Bernstein’s operetta Candide (1956) is based on the French philosopher Voltaire’s satirical 1759 novella of the same name.  Candide is an innocent young man who lives in a sheltered paradise.  He is mentored by Dr. Pangloss, who believes that they live in “the best of all possible worlds.”  This optimistic principal is tested to the breaking point as Candide is cast out of his reverie into one abhorrent trial after another.  By the story’s end, he has seen everything he ever loved wither away amidst death, destruction, and deceit on a massive scale all over the world.  He finally amends his life’s philosophy to the more pragmatic “let us cultivate our garden.”  The story amounts to a thorough skewering of the then-fashionable optimistic philosophy, with a few jokes at the expense of government, religion, and society thrown in for good measure.  Voltaire’s original version is one of the most widely-taught pieces of literature in the Western canon.  Bernstein’s operetta, though not a success in its first incarnation, is a staple in the repertoire of opera companies around the world.

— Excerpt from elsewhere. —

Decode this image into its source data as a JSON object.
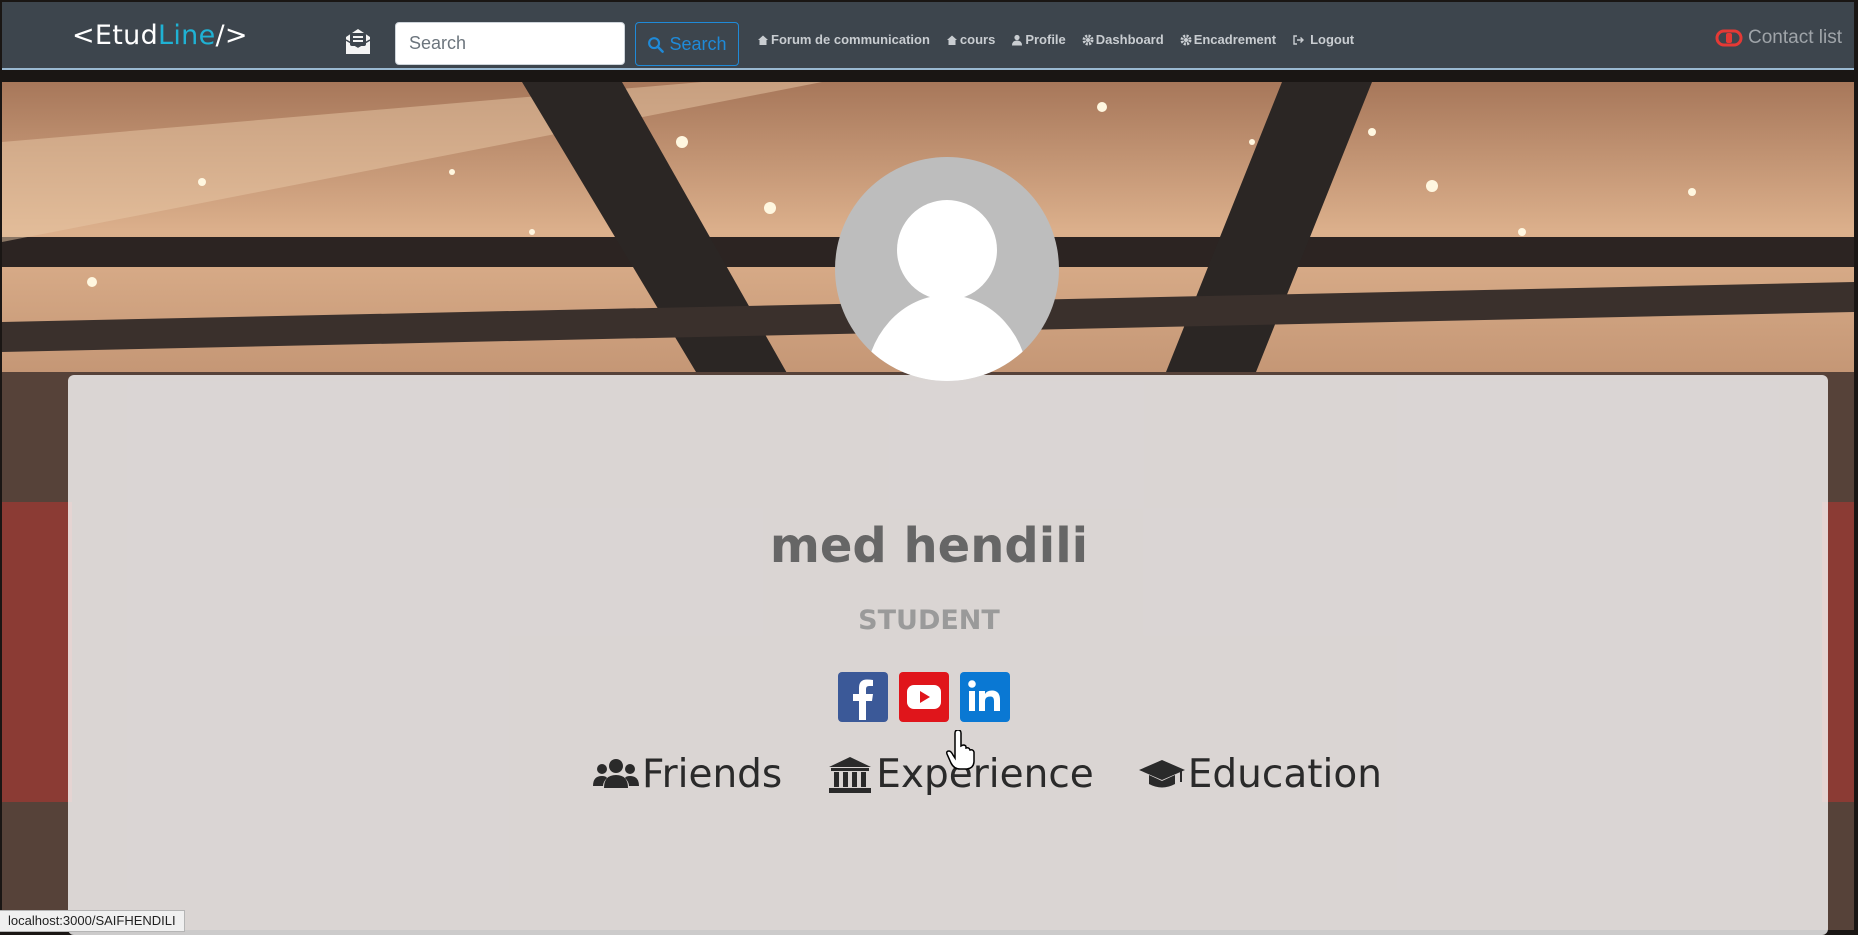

The Overture to Candide is the most famous excerpt of the operetta.  It is played hundreds of times all over the world every year.  It is considered to be sort of the theme song of Bernstein’s beloved New York Philharmonic, who have played it without a conductor ever since his death.  2 band transcriptions exist, one by Walter Beeler, the other by Clare Grundman (we’re playing the Beeler).

Video 1: Band version (the ending gets away from them a bit).

Video 2: Bernstein himself conducts it!

The Candide Suite was arranged by Clare Grundman.  Its five movements each are based on one number from the operetta: “The Best of all Possible Worlds”, “Westphalia Chorale and Battle Music”, “Auto-da-fe”, “Glitter and Be Gay”, and “Make Our Garden Grow”.

Columbia Summer Winds only did the final movement of the suite, “Make Our Garden Grow”.  So here is the band version as realized by Grundman, a good performance but perhaps a bit quick for my taste:

Now a concert performance of the actual opera version, with Bernstein himself conducting.  The sound is a bit out of sync with the video, and the volume level is quite low, but crank it up (no really, CRANK IT UP!!) and it’s absolutely worth it, a truly, deeply moving experience:

Now some links:

Leonardbernstein.com – a true treasure trove of everything Bernstein, including many personal reflections by friends, relatives, and colleagues.

Leonard Bernstein on Wikipedia.

The Leonard Bernstein Collection at the US Library of Congress.

A lengthy and heartfelt essay on Bernstein and his influence at classicalnotes.net.

Voltaire’s Candide on wikipedia – highly recommended reading!

Full text of Voltaire’s Candide at literature.org – also recommended reading!

Sparknotes version of Candiderecommended for both its summary and its rather in-depth analysis.  I think it’s longer than the book itself!

Candide the operetta on wikipedia.

Candide the drinking game – bonus for those of you who got down this far.

Overture to Candide is a 2011 senior choice for hornist and CUWE Vice-President Carmen Sheills.